Ideally, a simple slurry test from your own tank(s) is essential to give you definite figures.  This test costs approximately €60 per sample.  It could be money very well spent in either saving you money on bagged fertiliser or growing more grass/silage by allowing you apply the correct bag fertiliser thereafter.

LESS Application is less Grass Contamination

LESS machines have the ability to significantly reduce grass contamination with slurry, compared to the splash-plate. This allows for a shorter interval between slurry spreading and grazing which is important during times of the year when grazing rotation lengths are short. Slurry can be applied to covers of up to 1,200 kg DM/ha with trailing shoe, whereas with the splash-plate we are confined to the paddocks with low grass covers to avoid grass contamination. This allows for more targeted slurry spreading to paddocks that need the slurry nutrients the most e.g. silage ground and fields in Index 1 and 2 for P or K.

The ability to spread slurry into higher grass covers also increases the area of the farm that can be spread with slurry in early spring when ground conditions allow. This has advantages in terms of increasing the amount of slurry that can be spread which can help to free up slurry storage during this period and increasing the amount of N capture.

Recent demonstrations carried out by Teagasc has shown that cows prefer to graze pastures spread by either trailing shoe or dribble bar compared to splash-plate. For the demonstration, slurry was spread on three grass plots at a rate of 3,000 gal/ acre using splash plate, dribble bar and trailing shoe on the 9th March 2018. Cows were given access to the three plots 21 days later for a 2 hour grazing period. The cows could move and selectively graze which ever plot they preferred. The cows grazed the most grass from the trailing shoe plots followed by the dribble bar and then the splash-plate (Figure 1).
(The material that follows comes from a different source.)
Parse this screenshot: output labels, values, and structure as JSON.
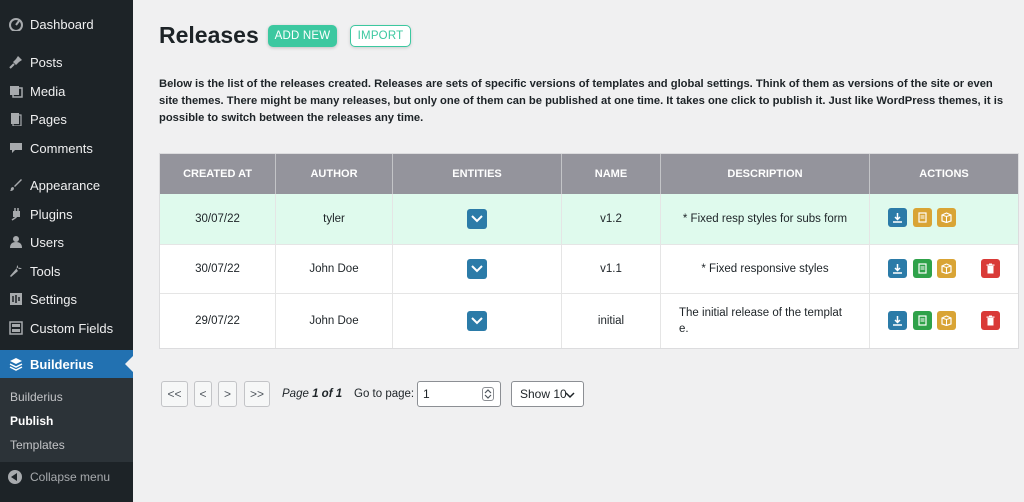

Figure 1. Post-grazing grass covers on field plots spread with slurry using different slurry application methods. Grass cover was 1,200 kg DM/ha at time of slurry spreading and grazing occurred three weeks after slurry spreading. Insert pictures shows level of grass contamination at time of slurry spreading

Top Tips for Utilising Slurry N Efficiently

  1. Apply to fields with a large nutrient demand i.e. Silage Fields
  2. Apply under cool & damp conditions
  3. Apply with trailing hose or shoe
  4. Dilution with water will increase slurry N efficiency
  5. Spring application is best
  6. Test slurry to determine nutrient content
  7. Adjust chemical fertiliser N rate & make cost saving